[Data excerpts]

================================

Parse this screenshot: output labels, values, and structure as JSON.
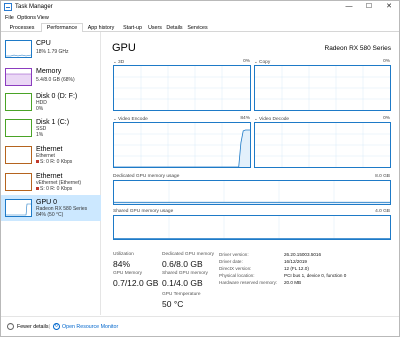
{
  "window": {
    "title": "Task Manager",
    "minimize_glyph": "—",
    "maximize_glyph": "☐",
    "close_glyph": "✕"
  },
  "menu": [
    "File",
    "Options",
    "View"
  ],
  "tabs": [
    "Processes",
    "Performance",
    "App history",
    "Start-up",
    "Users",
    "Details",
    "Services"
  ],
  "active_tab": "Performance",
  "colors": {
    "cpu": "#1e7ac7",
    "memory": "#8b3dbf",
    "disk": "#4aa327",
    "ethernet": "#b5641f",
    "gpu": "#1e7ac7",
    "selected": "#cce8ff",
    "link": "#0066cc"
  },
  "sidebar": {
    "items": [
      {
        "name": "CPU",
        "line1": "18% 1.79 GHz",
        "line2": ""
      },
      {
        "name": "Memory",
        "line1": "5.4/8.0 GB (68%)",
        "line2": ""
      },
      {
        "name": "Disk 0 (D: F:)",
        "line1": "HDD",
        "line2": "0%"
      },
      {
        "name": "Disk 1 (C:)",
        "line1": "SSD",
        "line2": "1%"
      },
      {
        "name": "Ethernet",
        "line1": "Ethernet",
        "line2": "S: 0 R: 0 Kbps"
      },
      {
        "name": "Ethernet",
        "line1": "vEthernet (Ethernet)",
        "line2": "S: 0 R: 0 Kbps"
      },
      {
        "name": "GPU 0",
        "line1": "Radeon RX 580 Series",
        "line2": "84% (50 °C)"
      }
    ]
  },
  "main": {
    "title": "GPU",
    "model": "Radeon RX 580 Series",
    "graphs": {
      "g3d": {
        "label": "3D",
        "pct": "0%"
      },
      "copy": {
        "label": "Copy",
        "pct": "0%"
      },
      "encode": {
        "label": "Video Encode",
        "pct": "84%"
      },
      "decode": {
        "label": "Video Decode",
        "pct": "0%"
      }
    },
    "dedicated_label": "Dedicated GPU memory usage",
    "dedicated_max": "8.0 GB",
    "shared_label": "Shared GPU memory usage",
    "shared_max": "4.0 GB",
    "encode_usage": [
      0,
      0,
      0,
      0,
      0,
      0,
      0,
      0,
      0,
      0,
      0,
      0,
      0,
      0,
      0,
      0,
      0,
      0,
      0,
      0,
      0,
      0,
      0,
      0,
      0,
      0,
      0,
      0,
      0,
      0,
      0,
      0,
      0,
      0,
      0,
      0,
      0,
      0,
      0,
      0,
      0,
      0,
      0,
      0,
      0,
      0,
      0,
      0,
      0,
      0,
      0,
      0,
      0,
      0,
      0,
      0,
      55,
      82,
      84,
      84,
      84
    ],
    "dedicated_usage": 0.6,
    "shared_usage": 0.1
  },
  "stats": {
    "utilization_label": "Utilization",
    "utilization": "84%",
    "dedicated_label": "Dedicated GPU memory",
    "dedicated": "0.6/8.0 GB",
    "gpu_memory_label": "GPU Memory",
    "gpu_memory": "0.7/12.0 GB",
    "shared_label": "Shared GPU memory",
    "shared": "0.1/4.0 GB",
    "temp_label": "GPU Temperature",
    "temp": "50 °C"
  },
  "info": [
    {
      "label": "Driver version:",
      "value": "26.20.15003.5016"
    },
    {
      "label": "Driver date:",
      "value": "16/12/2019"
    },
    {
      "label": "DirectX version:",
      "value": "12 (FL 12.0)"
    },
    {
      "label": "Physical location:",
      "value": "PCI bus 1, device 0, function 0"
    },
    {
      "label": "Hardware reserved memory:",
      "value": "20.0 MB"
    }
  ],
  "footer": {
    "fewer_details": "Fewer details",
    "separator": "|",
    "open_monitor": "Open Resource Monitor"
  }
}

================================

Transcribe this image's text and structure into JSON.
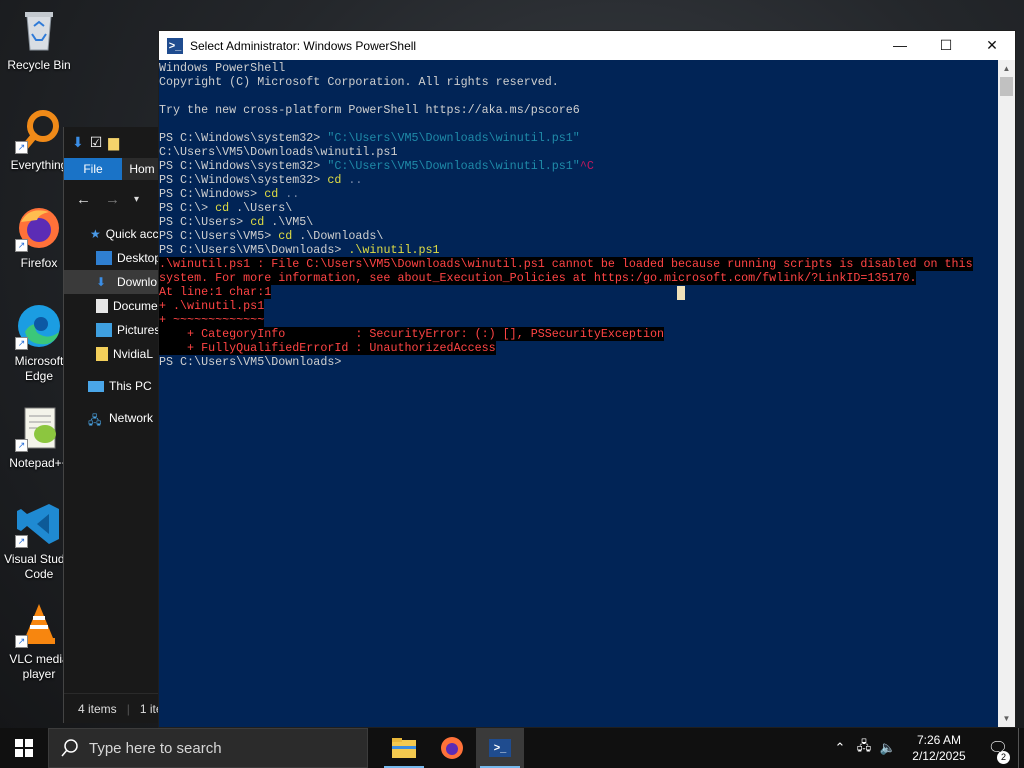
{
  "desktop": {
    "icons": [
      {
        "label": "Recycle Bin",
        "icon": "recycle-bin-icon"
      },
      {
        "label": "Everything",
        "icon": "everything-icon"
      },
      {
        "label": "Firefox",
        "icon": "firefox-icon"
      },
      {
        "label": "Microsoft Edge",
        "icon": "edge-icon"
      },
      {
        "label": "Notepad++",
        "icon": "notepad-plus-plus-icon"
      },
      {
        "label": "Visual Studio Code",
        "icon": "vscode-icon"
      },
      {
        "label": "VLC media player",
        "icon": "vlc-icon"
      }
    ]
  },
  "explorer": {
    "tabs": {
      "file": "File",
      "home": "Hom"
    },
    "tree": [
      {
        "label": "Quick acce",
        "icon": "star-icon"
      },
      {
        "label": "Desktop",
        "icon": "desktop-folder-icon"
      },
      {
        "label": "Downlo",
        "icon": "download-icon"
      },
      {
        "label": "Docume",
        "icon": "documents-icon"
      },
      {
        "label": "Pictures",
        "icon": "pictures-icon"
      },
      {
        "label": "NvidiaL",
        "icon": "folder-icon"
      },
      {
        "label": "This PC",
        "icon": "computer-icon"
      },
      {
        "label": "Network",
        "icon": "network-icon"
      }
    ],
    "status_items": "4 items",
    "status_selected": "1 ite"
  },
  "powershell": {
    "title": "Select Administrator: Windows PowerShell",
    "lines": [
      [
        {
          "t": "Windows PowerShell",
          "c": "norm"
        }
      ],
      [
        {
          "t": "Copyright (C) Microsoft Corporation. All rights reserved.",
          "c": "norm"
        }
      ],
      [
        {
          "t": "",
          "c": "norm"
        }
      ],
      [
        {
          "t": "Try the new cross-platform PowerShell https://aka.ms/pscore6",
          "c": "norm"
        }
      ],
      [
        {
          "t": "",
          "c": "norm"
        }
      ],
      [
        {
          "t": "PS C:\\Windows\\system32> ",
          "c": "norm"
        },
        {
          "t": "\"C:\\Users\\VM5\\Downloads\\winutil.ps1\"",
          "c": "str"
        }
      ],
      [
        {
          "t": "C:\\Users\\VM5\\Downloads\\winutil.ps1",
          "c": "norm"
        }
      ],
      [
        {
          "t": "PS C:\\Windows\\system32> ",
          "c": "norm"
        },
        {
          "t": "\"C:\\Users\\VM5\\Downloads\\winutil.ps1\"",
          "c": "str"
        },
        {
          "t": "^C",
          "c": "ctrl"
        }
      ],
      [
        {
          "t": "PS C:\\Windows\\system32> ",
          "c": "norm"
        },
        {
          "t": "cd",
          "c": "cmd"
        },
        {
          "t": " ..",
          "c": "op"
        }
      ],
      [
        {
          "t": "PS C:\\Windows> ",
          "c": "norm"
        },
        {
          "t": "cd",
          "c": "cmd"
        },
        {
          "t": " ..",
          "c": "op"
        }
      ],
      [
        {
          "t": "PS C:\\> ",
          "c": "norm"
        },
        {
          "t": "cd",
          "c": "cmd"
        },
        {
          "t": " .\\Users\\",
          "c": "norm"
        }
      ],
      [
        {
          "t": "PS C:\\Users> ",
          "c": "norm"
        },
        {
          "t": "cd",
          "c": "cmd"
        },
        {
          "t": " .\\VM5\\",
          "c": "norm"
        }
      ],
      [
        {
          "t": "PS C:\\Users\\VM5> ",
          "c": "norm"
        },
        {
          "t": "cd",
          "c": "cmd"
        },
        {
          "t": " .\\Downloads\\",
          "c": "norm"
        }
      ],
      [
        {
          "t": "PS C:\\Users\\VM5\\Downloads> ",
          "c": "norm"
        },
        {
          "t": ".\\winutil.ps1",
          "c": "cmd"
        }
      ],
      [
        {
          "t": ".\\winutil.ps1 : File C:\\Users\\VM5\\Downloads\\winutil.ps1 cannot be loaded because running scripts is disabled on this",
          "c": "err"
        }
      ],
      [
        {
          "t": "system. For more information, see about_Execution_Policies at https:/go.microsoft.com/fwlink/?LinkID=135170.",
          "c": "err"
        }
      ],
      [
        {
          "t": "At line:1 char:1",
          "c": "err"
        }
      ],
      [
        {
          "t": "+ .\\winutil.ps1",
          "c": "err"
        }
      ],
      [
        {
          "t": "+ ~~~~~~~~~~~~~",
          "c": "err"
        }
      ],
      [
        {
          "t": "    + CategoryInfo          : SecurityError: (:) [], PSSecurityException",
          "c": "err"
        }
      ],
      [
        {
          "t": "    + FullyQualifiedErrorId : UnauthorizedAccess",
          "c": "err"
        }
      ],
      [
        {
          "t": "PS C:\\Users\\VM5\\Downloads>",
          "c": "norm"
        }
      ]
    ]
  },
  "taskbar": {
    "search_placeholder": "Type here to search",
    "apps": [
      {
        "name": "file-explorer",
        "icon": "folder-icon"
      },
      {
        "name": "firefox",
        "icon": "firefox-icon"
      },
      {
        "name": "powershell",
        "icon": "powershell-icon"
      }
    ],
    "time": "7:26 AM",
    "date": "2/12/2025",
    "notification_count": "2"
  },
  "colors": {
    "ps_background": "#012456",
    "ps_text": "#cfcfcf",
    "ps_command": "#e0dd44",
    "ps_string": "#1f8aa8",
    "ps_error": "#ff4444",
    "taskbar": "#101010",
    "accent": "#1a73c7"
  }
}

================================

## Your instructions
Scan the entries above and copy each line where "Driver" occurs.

## Exercise answer
      "label": "Driver version:",
      "label": "Driver date:",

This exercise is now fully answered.